**Instructions for the task:** Would you repeat every line below exactly, please?
*** Supplied data ***
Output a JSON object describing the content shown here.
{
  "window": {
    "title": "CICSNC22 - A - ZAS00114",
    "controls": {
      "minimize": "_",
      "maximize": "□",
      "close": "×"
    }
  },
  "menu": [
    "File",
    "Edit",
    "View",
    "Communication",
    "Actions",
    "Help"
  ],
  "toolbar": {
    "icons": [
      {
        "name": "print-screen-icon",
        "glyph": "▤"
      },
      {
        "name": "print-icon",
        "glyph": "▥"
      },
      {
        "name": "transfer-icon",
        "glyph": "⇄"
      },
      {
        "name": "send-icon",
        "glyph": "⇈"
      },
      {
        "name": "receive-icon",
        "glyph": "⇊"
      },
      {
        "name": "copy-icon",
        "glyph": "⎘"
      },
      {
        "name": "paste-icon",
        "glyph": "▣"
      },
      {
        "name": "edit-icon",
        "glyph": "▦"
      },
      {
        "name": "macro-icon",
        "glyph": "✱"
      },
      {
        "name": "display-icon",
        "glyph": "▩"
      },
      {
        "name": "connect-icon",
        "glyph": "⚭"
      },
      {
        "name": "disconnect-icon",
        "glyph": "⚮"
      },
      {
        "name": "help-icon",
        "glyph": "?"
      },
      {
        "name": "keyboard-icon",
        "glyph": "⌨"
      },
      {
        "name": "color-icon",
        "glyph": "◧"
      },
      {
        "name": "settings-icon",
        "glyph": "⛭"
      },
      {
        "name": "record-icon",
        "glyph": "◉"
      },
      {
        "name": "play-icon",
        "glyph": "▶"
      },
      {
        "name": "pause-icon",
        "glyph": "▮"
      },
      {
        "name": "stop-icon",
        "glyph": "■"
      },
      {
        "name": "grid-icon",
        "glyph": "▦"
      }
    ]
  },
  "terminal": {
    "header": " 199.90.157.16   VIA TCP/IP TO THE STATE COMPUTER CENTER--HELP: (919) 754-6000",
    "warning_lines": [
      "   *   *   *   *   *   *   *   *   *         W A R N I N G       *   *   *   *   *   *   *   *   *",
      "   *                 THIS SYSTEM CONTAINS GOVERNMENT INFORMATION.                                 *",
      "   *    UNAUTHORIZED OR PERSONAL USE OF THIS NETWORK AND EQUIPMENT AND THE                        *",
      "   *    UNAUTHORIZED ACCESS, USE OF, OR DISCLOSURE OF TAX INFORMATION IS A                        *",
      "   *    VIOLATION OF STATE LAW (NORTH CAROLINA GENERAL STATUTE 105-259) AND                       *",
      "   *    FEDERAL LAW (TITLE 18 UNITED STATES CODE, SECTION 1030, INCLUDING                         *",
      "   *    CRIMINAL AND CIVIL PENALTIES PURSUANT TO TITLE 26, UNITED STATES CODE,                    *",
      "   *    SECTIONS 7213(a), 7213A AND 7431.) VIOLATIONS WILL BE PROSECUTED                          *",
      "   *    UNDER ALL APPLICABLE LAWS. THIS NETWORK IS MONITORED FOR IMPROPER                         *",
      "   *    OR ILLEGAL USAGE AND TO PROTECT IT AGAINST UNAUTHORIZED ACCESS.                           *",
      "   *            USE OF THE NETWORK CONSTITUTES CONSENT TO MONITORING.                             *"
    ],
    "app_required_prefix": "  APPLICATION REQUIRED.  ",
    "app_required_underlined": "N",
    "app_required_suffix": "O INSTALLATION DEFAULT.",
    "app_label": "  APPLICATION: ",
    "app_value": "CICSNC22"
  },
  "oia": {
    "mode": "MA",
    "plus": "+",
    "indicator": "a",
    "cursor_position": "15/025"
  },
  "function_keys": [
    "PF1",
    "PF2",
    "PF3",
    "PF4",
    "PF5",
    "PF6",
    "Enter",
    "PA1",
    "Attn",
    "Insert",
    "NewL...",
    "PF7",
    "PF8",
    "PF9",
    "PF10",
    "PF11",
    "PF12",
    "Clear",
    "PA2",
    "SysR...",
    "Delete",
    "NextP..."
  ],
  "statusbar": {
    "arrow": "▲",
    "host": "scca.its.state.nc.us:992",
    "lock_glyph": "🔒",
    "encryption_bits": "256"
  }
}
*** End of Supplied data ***
**Result of the task:**
Output a JSON object describing the content shown here.
{
  "window": {
    "title": "CICSNC22 - A - ZAS00114",
    "controls": {
      "minimize": "_",
      "maximize": "□",
      "close": "×"
    }
  },
  "menu": [
    "File",
    "Edit",
    "View",
    "Communication",
    "Actions",
    "Help"
  ],
  "toolbar": {
    "icons": [
      {
        "name": "print-screen-icon",
        "glyph": "▤"
      },
      {
        "name": "print-icon",
        "glyph": "▥"
      },
      {
        "name": "transfer-icon",
        "glyph": "⇄"
      },
      {
        "name": "send-icon",
        "glyph": "⇈"
      },
      {
        "name": "receive-icon",
        "glyph": "⇊"
      },
      {
        "name": "copy-icon",
        "glyph": "⎘"
      },
      {
        "name": "paste-icon",
        "glyph": "▣"
      },
      {
        "name": "edit-icon",
        "glyph": "▦"
      },
      {
        "name": "macro-icon",
        "glyph": "✱"
      },
      {
        "name": "display-icon",
        "glyph": "▩"
      },
      {
        "name": "connect-icon",
        "glyph": "⚭"
      },
      {
        "name": "disconnect-icon",
        "glyph": "⚮"
      },
      {
        "name": "help-icon",
        "glyph": "?"
      },
      {
        "name": "keyboard-icon",
        "glyph": "⌨"
      },
      {
        "name": "color-icon",
        "glyph": "◧"
      },
      {
        "name": "settings-icon",
        "glyph": "⛭"
      },
      {
        "name": "record-icon",
        "glyph": "◉"
      },
      {
        "name": "play-icon",
        "glyph": "▶"
      },
      {
        "name": "pause-icon",
        "glyph": "▮"
      },
      {
        "name": "stop-icon",
        "glyph": "■"
      },
      {
        "name": "grid-icon",
        "glyph": "▦"
      }
    ]
  },
  "terminal": {
    "header": " 199.90.157.16   VIA TCP/IP TO THE STATE COMPUTER CENTER--HELP: (919) 754-6000",
    "warning_lines": [
      "   *   *   *   *   *   *   *   *   *         W A R N I N G       *   *   *   *   *   *   *   *   *",
      "   *                 THIS SYSTEM CONTAINS GOVERNMENT INFORMATION.                                 *",
      "   *    UNAUTHORIZED OR PERSONAL USE OF THIS NETWORK AND EQUIPMENT AND THE                        *",
      "   *    UNAUTHORIZED ACCESS, USE OF, OR DISCLOSURE OF TAX INFORMATION IS A                        *",
      "   *    VIOLATION OF STATE LAW (NORTH CAROLINA GENERAL STATUTE 105-259) AND                       *",
      "   *    FEDERAL LAW (TITLE 18 UNITED STATES CODE, SECTION 1030, INCLUDING                         *",
      "   *    CRIMINAL AND CIVIL PENALTIES PURSUANT TO TITLE 26, UNITED STATES CODE,                    *",
      "   *    SECTIONS 7213(a), 7213A AND 7431.) VIOLATIONS WILL BE PROSECUTED                          *",
      "   *    UNDER ALL APPLICABLE LAWS. THIS NETWORK IS MONITORED FOR IMPROPER                         *",
      "   *    OR ILLEGAL USAGE AND TO PROTECT IT AGAINST UNAUTHORIZED ACCESS.                           *",
      "   *            USE OF THE NETWORK CONSTITUTES CONSENT TO MONITORING.                             *"
    ],
    "app_required_prefix": "  APPLICATION REQUIRED.  ",
    "app_required_underlined": "N",
    "app_required_suffix": "O INSTALLATION DEFAULT.",
    "app_label": "  APPLICATION: ",
    "app_value": "CICSNC22"
  },
  "oia": {
    "mode": "MA",
    "plus": "+",
    "indicator": "a",
    "cursor_position": "15/025"
  },
  "function_keys": [
    "PF1",
    "PF2",
    "PF3",
    "PF4",
    "PF5",
    "PF6",
    "Enter",
    "PA1",
    "Attn",
    "Insert",
    "NewL...",
    "PF7",
    "PF8",
    "PF9",
    "PF10",
    "PF11",
    "PF12",
    "Clear",
    "PA2",
    "SysR...",
    "Delete",
    "NextP..."
  ],
  "statusbar": {
    "arrow": "▲",
    "host": "scca.its.state.nc.us:992",
    "lock_glyph": "🔒",
    "encryption_bits": "256"
  }
}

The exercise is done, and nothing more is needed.